Published: 06:00, 23 November 2020
| Updated: 09:53, 26 November 2020
There are many tales of the origins of rock 'n' roll in Britain but a lesser known one starts a few doors down from a fish and chip shop in Kent.
And no it is not the time Rolling Stones' rocker Mick Jagger was pictured tucking into a fresh bag ahead of a gig.
It is, in fact, the story of how one small music company from Dartford took on the world from an old warehouse, creating an ear-busting invention that would go on to define the sound of the swinging Sixties.
Dartford Road's Vox factory was the birthplace of the world-famous Vox AC30 amplifier, which helped power the British Beat Boom, and is long associated with legendary music acts The Beatles and The Rolling Stones.
As rock 'n' roll was imported to UK shores from America in the 1960s, demand for electric guitars coincided with a need for amplifiers to ensure bands performing to thousands of screaming, adoring fans could be heard.
This led to the creation of the AC15 amp, invented by sound engineer Richard 'Dick' Denney.
Born in Belvedere in 1921, Dick worked as an engineer at Vickers’ munitions factory in Crayford during the Second World War.
During this time he would strike up a friendship with music entrepreneur Tom Jennings, who ran Jennings Musical Industries in Dartford, a business specialising in the manufacture of electric organs, guitars and bass guitars.
Working together they produced the Vox AC15 amp in 1956, so called because it ran off AC electricity and generated 15 watts of power.
On the back of its success, Dick was approached by Bruce Welch and Hank Marvin, of The Shadows, to generate a more powerful 30 watts device capable of reaching larger audiences.
However, Mr Jennings had his reservations and it was only when paperwork – revealing Dick had continued to work in secret on the project – led to a row, they agreed on a trial run.
The result, the Vox AC30, would change the landscape of music forever.

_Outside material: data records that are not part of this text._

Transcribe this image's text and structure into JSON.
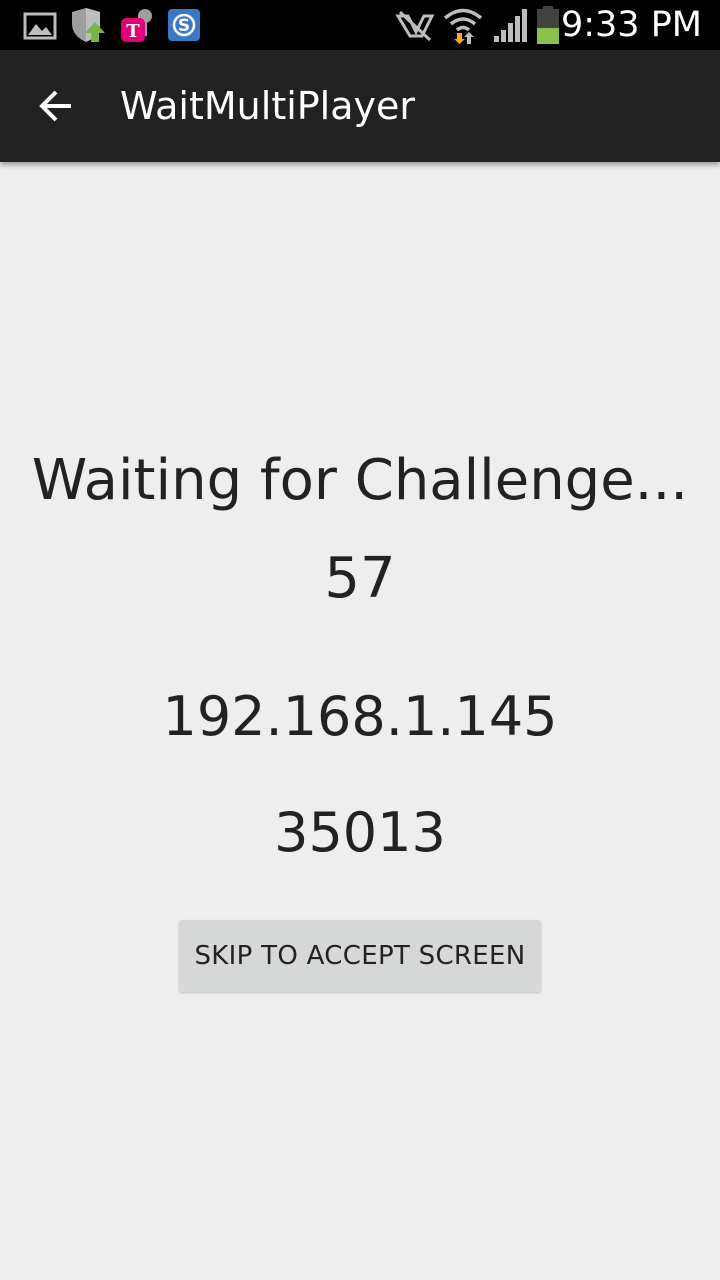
{
  "status_bar": {
    "time": "9:33 PM",
    "left_icons": [
      "gallery-icon",
      "shield-update-icon",
      "tmobile-icon",
      "skype-icon"
    ],
    "right_icons": [
      "nfc-icon",
      "wifi-icon",
      "signal-icon",
      "battery-icon"
    ],
    "colors": {
      "background": "#000000",
      "battery_fill": "#8bc34a",
      "skype_blue": "#3a78c4",
      "tmobile_magenta": "#e20074"
    }
  },
  "app_bar": {
    "title": "WaitMultiPlayer",
    "back_icon": "arrow-back-icon",
    "background": "#212121"
  },
  "main": {
    "waiting_label": "Waiting for Challenge...",
    "countdown": "57",
    "ip_address": "192.168.1.145",
    "port": "35013",
    "skip_button_label": "SKIP TO ACCEPT SCREEN",
    "background": "#eeeeee"
  }
}
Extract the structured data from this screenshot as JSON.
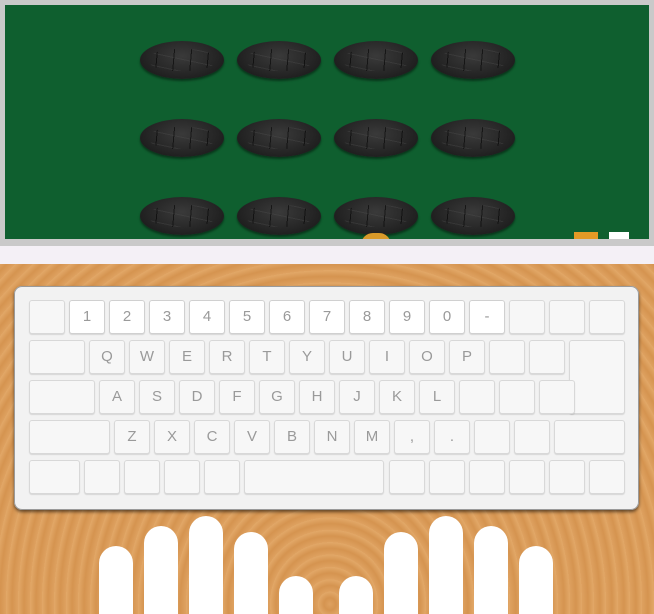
{
  "game": {
    "rocks": [
      {
        "row": 0,
        "col": 0
      },
      {
        "row": 0,
        "col": 1
      },
      {
        "row": 0,
        "col": 2
      },
      {
        "row": 0,
        "col": 3
      },
      {
        "row": 1,
        "col": 0
      },
      {
        "row": 1,
        "col": 1
      },
      {
        "row": 1,
        "col": 2
      },
      {
        "row": 1,
        "col": 3
      },
      {
        "row": 2,
        "col": 0
      },
      {
        "row": 2,
        "col": 1
      },
      {
        "row": 2,
        "col": 2
      },
      {
        "row": 2,
        "col": 3
      }
    ],
    "colors": {
      "board": "#0f5f2f",
      "frame": "#c9c9c9",
      "indicator_a": "#e39a26",
      "indicator_b": "#ffffff",
      "desk": "#d89a55"
    }
  },
  "keyboard": {
    "row1": [
      "",
      "1",
      "2",
      "3",
      "4",
      "5",
      "6",
      "7",
      "8",
      "9",
      "0",
      "-",
      "",
      "",
      ""
    ],
    "row2": [
      "",
      "Q",
      "W",
      "E",
      "R",
      "T",
      "Y",
      "U",
      "I",
      "O",
      "P",
      "",
      ""
    ],
    "row3": [
      "",
      "A",
      "S",
      "D",
      "F",
      "G",
      "H",
      "J",
      "K",
      "L",
      "",
      "",
      ""
    ],
    "row4": [
      "",
      "Z",
      "X",
      "C",
      "V",
      "B",
      "N",
      "M",
      ",",
      ".",
      "",
      ""
    ],
    "row5": [
      "",
      "",
      "",
      "",
      "",
      "",
      "",
      "",
      "",
      "",
      "",
      ""
    ]
  }
}
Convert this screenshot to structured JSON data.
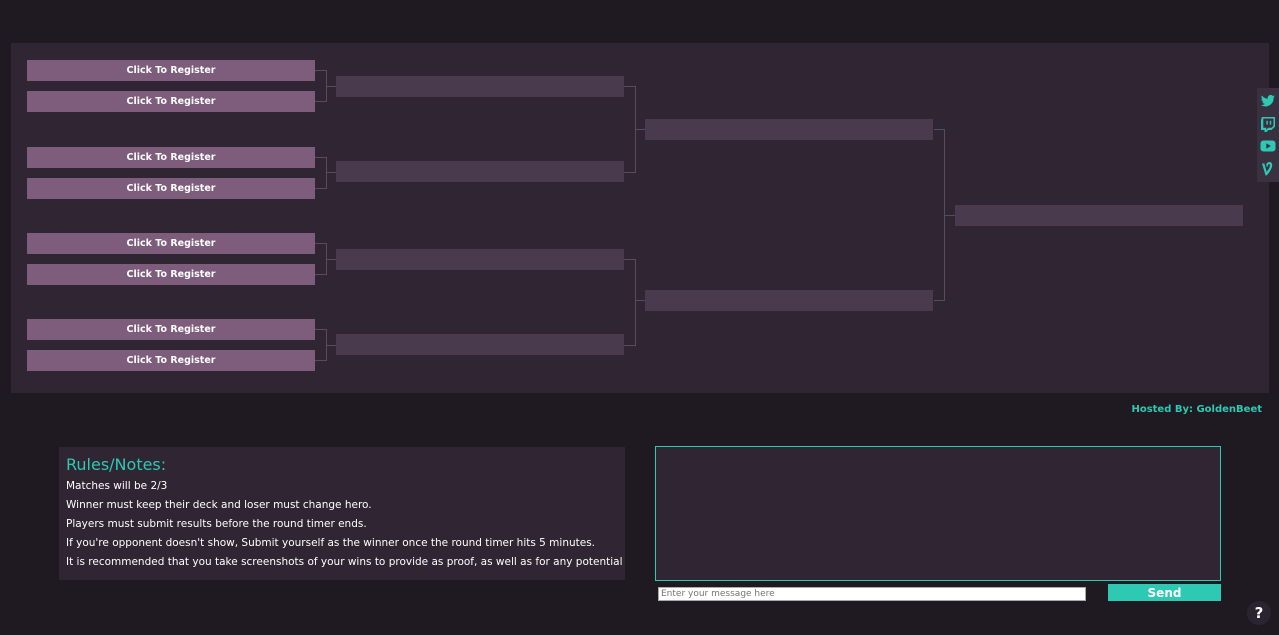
{
  "bracket": {
    "round1": [
      {
        "label": "Click To Register"
      },
      {
        "label": "Click To Register"
      },
      {
        "label": "Click To Register"
      },
      {
        "label": "Click To Register"
      },
      {
        "label": "Click To Register"
      },
      {
        "label": "Click To Register"
      },
      {
        "label": "Click To Register"
      },
      {
        "label": "Click To Register"
      }
    ],
    "round2": [
      "",
      "",
      "",
      ""
    ],
    "round3": [
      "",
      ""
    ],
    "final": [
      ""
    ]
  },
  "social": [
    "twitter-icon",
    "twitch-icon",
    "youtube-icon",
    "vine-icon"
  ],
  "hosted_by": "Hosted By: GoldenBeet",
  "rules": {
    "title": "Rules/Notes:",
    "lines": [
      "Matches will be 2/3",
      "Winner must keep their deck and loser must change hero.",
      "Players must submit results before the round timer ends.",
      "If you're opponent doesn't show, Submit yourself as the winner once the round timer hits 5 minutes.",
      "It is recommended that you take screenshots of your wins to provide as proof, as well as for any potential"
    ]
  },
  "chat": {
    "placeholder": "Enter your message here",
    "send_label": "Send"
  },
  "help": "?",
  "colors": {
    "accent": "#2ec9b3",
    "slot": "#7d5c7c",
    "panel": "#2f2533",
    "background": "#1f1a22"
  }
}
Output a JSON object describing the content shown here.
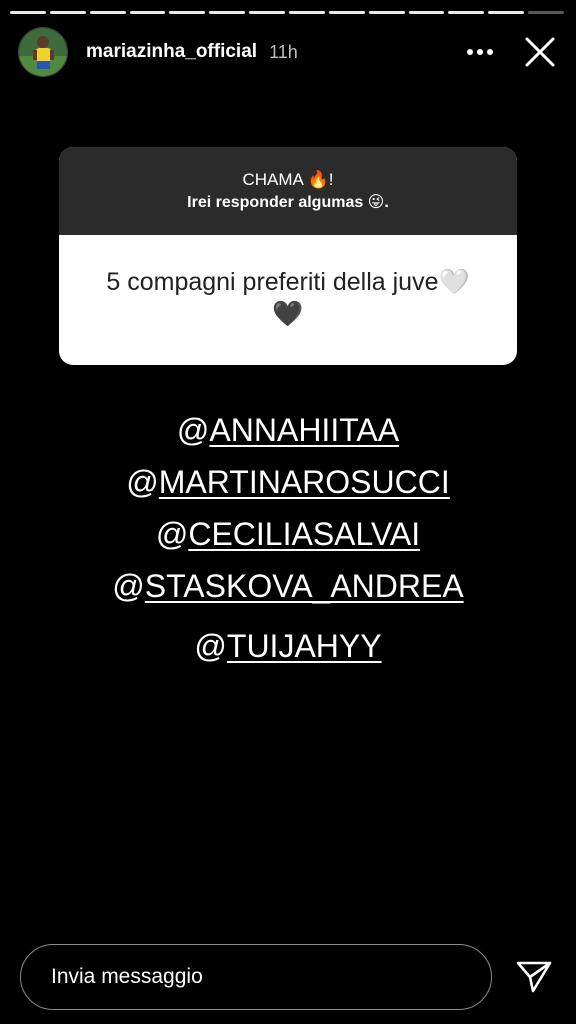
{
  "story": {
    "progress_segments": 14,
    "active_segment_index": 13,
    "username": "mariazinha_official",
    "time": "11h"
  },
  "question": {
    "prompt_line1": "CHAMA 🔥!",
    "prompt_line2": "Irei responder algumas 😜.",
    "answer_line1": "5 compagni preferiti della juve🤍",
    "answer_line2": "🖤"
  },
  "mentions": [
    {
      "at": "@",
      "handle": "ANNAHIITAA"
    },
    {
      "at": "@",
      "handle": "MARTINAROSUCCI"
    },
    {
      "at": "@",
      "handle": "CECILIASALVAI"
    },
    {
      "at": "@",
      "handle": "STASKOVA_ANDREA"
    },
    {
      "at": "@",
      "handle": "TUIJAHYY"
    }
  ],
  "footer": {
    "message_placeholder": "Invia messaggio"
  },
  "icons": {
    "more": "more-icon",
    "close": "close-icon",
    "send": "send-icon"
  },
  "colors": {
    "background": "#000000",
    "question_header": "#2b2b2b",
    "question_body": "#ffffff"
  }
}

Before long the amp was adopted up and down the country and Vox counted legendary guitarist Jimi Hendrix among its long list of illustrious clients.
Some musicians claim it to be the best ever made, including Queen guitarist Brian May who told a BBC documentary it was a "gift from God".
Its popularity rose to new heights when Mr Jennings struck a deal with Brian Epstein, manager of The Beatles, that meant the band would only ever play Vox equipment during his tenure.
But to truly reach the top and earn yourself a musical footnote in rock and roll history they say you have to "crack America".
And Vox did just that. In the 1960s, Mr Denney toured the world demonstrating Vox equipment, sometimes even landing himself appearances on cable TV beamed to thousands of homes.
Speaking in 2013, his granddaughter Emily Turner said: “He toured the world demonstrating Vox equipment. Word got round and Hank Marvin had a Vox and then The Beatles.
“He set up equipment for live performances, including the first live appearance of The Beatles on Sunday Night at the London Palladium in 1963.
“My mother went with him to the venue and the desperate teenage mob made carrying the equipment through the stage entrance difficult."
She would go on to describe how they had to use water cannons to disperse crowds of girls attempting to hammer down the dressing room doors.
Her grandfather Dick coolly told her mum to stay in the stalls until the sound checks were complete, where she found herself sat next to a young Des O’Connor and Ringo Starr.
Meanwhile back in Dartford it was not unusual for the stars themselves to frequent the factory on any given day.
Rolling Stones' Keith Richards and Mick Jagger, being local boys, visited often to try out the latest equipment and would interact with the engineers and technicans hard at work.
They went one step further and even showcased the guitars Vox were producing alongside the amps at the time.
Despite the publicity, Vox found it hard to keep up with demand amid pressure from rivals Fender and Marshall and eventually JMI was sold to the Royston Group in 1964.
Today, the company – which counts Foo Fighters, Queen and The Killers as fans – is owned by Japanese group Korg which moved production outside the UK in 2002. Dick, who died on June 6, 2001, sold his shares in 1967.
A Facebook page has been set up for people to share their photos and stories of Dick Denney and the Vox AC30.
In 2017, a blue plaque was placed on the wall of JMI's former offices in 119 Dartford Road, between Hair Flair and ADS Business Centre.
Members of Mr Denney’s family joined about 20 former employees of the Vox factory and others for the unveiling.
It reads: “From these premises, music entrepreneur Tom Jennings and sound engineer Dick Denney produced the first Vox Amplifier, changing the sound of popular music forever.”